       sulogin [ -e ] [ -p ] [ -t SECONDS ] [ TTY ]


       sulogin  is  invoked  by  init(8) when the system goes into single user
       mode.  (This is done through an entry in inittab(5).)  Init also  tries
       to  execute  sulogin when the boot loader (e.g., grub(8)) passes it the
       -b option.

       The user is prompted

            Give root password for system maintenance
            (or type Control-D for normal startup):

       If the root account is locked, as is the default on Ubuntu, no password
       prompt is displayed and sulogin behaves as if the correct password were

       sulogin will be connected to the current terminal, or to  the  optional
       device   that   can   be  specified  on  the  command  line  (typically

       If the -t option is used then the program only waits the  given  number
       of seconds for user input.

       If  the  -p option is used then the single-user shell is invoked with a
       dash as the first character in argv[0].  This causes the shell  process
       to behave as a login shell.  The default is not to do this, so that the
       shell will not read /etc/profile or $HOME/.profile at startup.

       After the user exits the single-user shell, or presses control-D at the
       prompt, the system will (continue to) boot to the default runlevel.

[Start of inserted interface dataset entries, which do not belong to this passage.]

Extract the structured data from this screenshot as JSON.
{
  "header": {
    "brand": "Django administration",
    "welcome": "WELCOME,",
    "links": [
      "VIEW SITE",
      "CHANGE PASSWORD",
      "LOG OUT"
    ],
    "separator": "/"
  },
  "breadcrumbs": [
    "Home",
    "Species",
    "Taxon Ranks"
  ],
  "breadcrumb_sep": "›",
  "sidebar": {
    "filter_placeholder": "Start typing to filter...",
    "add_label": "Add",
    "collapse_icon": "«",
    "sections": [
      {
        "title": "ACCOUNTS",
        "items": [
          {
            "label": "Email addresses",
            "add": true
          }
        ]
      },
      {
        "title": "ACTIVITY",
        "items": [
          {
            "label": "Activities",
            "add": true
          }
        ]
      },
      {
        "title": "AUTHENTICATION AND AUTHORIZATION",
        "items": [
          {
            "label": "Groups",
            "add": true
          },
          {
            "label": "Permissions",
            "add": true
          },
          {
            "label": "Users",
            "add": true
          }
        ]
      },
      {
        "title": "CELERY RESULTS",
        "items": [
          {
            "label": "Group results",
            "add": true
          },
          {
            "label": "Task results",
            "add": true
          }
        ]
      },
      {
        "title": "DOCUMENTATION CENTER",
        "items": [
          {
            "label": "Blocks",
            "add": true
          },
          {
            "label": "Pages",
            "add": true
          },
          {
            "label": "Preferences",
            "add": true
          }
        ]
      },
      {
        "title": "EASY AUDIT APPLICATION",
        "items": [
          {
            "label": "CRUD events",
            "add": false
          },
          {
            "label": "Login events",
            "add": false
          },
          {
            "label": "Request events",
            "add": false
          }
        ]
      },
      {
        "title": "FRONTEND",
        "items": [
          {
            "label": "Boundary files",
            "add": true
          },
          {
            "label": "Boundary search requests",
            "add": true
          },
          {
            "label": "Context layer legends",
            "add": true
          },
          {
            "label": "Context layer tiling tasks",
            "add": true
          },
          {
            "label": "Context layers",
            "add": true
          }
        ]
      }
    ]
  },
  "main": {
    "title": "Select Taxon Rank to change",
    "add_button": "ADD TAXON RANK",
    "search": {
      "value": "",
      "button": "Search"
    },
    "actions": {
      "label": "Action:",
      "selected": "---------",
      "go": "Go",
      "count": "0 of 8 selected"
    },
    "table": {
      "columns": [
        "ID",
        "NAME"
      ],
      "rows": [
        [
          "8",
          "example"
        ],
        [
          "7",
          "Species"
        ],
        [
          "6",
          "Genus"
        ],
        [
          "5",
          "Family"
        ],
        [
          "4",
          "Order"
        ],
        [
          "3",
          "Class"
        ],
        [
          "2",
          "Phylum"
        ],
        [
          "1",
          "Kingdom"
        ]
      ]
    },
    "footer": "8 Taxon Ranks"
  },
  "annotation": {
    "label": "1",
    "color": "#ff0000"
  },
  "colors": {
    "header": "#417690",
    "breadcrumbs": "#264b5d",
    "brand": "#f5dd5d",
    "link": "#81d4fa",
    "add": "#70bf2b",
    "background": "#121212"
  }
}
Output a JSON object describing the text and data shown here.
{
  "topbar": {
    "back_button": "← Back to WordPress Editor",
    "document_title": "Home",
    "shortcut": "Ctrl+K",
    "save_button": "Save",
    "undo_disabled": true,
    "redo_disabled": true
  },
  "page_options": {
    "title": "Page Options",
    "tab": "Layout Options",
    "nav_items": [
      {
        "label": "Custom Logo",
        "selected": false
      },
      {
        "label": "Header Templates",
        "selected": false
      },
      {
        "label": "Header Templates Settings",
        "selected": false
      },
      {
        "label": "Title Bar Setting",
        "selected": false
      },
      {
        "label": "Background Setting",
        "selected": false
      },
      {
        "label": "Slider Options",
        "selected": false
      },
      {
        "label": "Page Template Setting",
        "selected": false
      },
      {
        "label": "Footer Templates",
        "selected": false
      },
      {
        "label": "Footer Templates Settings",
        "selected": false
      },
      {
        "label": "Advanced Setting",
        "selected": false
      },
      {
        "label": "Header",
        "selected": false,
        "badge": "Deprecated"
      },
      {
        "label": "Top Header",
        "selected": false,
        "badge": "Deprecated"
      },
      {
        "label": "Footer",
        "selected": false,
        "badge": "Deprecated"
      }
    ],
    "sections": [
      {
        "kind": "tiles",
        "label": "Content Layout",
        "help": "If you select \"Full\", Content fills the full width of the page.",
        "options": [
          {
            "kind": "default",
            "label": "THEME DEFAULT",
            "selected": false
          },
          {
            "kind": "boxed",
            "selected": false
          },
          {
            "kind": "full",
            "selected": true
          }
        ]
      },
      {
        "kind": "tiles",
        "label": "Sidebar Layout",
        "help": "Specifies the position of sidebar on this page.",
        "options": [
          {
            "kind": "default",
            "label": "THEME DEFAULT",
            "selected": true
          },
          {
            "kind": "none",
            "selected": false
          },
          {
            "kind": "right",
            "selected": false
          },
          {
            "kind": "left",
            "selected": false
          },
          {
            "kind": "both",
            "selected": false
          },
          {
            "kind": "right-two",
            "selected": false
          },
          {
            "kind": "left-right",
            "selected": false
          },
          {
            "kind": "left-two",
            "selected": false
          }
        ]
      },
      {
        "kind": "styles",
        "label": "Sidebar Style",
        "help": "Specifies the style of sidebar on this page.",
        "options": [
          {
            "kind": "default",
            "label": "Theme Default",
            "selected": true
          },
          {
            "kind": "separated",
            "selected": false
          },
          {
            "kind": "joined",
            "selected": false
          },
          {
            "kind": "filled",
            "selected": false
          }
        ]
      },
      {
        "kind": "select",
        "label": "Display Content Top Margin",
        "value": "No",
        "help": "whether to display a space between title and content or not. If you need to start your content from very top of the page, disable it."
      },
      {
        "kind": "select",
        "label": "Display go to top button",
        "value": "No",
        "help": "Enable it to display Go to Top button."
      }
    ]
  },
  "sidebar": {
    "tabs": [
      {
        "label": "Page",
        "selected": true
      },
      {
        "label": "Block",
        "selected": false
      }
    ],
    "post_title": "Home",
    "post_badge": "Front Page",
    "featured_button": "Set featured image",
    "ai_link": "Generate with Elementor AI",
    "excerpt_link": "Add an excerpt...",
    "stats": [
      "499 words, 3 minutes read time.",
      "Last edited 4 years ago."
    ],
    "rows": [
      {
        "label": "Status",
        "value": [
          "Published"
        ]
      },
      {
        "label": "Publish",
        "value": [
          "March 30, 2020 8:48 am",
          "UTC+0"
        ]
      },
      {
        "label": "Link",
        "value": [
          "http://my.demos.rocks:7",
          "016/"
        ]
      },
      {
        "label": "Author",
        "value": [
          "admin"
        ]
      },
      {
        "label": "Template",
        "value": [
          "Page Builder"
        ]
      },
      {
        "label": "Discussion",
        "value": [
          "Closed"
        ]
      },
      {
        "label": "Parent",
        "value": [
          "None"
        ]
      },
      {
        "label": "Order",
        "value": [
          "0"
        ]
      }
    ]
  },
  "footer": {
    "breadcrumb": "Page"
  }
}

       sulogin  looks  for  the  environment  variable  SUSHELL  or sushell to
       determine what shell to start. If the environment variable is not  set,
       it  will try to execute root’s shell from /etc/passwd. If that fails it
       will fall back to /bin/sh.

       This is very valuable together with the -b option to init. To boot  the
       system  into  single  user  mode,  with  the  root  file system mounted
       read/write, using a special "fail safe" shell that is statically linked
       (this example is valid for the LILO bootprompt)

       boot: linux -b rw sushell=/sbin/sash


       sulogin  checks  the root password using the standard method (getpwnam)
       first.  Then, if the -e option was specified,  sulogin  examines  these
       files directly to find the root password:

       /etc/shadow (if present)

       If  they  are  damaged  or nonexistent, sulogin will start a root shell
       without asking for a password. Only use the -e option if you  are  sure
       the console is physically protected against unauthorized access.


       Miquel van Smoorenburg <>


       init(8), inittab(5).

                                  17 Jan 2006